I had the pleasure of seeing Submarine this week, a quirky little coming-of-age film directed by The IT Crowd alumni Richard Ayoade. Not only did I have a fantastic time watching it, but the movie also turned out to be a very good piece of filmmaking. Populated with eccentric characters in bizarre situations, Submarine is the rare independent that doesn’t simply take its weirdness for granted, instead putting it to good use. It’s a film that’s filled to the brim with deadpan humour and is thoroughly well-written, resulting in an engaging experience with more than a handful of laughs. Craig Roberts is perfectly cast in the leading role and delivers an exceptional performance as the memorable Oliver. Yasmin Paige stars alongside Roberts as the capricious love interest, and plays the part well enough. Veterans Noah Taylor, Sally Hawkins, and Paddy Considine also show up in various supporting roles, with Considine being given an especially playful role. There’s a lot to like about Submarine, even if its second half doesn’t quite live up to the preceding comedic splendour. I’m of the opinion that the film concludes too abruptly and rather awkwardly, but the finale might well land better with others. Have at it and decide for yourselves.

The Secret World of Arrietty (2010) - 6/10

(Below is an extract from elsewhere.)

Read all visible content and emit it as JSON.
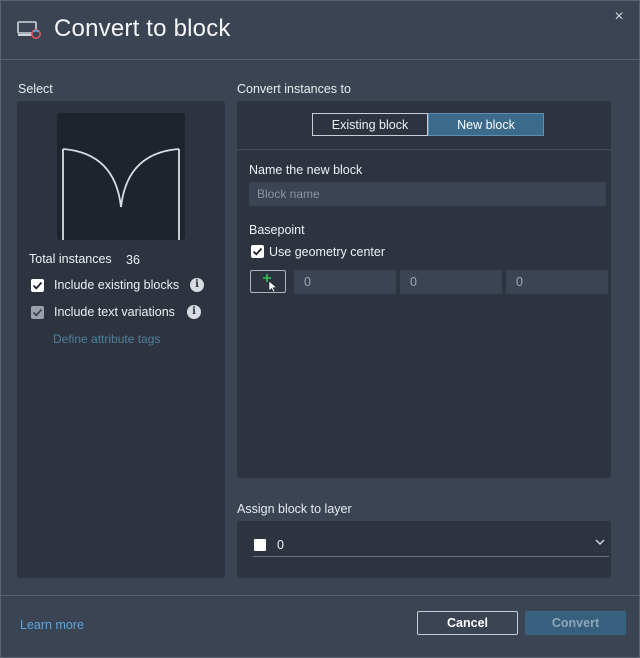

I knew very little about The Secret World of Arrietty going into it; so much so, in fact, that it came as a surprise to me when the Studio Ghibli logo popped up during the opening credits. Despite not having any particular expectations, or perhaps precisely because of that reason, the film captured me instantly with its soothing music and eye-catching animation. The Secret World of Arrietty had me in its grip right off the bat, and for the next half hour my eyes were filled with childlike wonder as the story comfortably unfolded and the visuals continued working their magic on me. Sadly, with the coming of its second act the film gave way to a number of different problems. For one, the pace is picked up considerably, and while that might not be a problem in and of itself, most of the worldbuilding is consequently dropped in order to move the plot along. Secondly, the film introduces its antagonist, an utterly one-dimensional villain who possesses the sort of moustache-twirling malice that is completely out of place in the context of the rest of the movie. Another issue is the developing friendship between the two leads, which feels unearned due to the film’s frantic pacing, and loses some of its emotional resonance as a result. The finale is heart-warming, but not to the extent it clearly could have been had the plot not felt like such a race to the finish line. A lot of films are criticised for being overlong, but in the case of The Secret World of Arrietty its running time of an hour and a half feels stupendously insufficient. Still, the animation is delightful and what little substance there is is put to good use.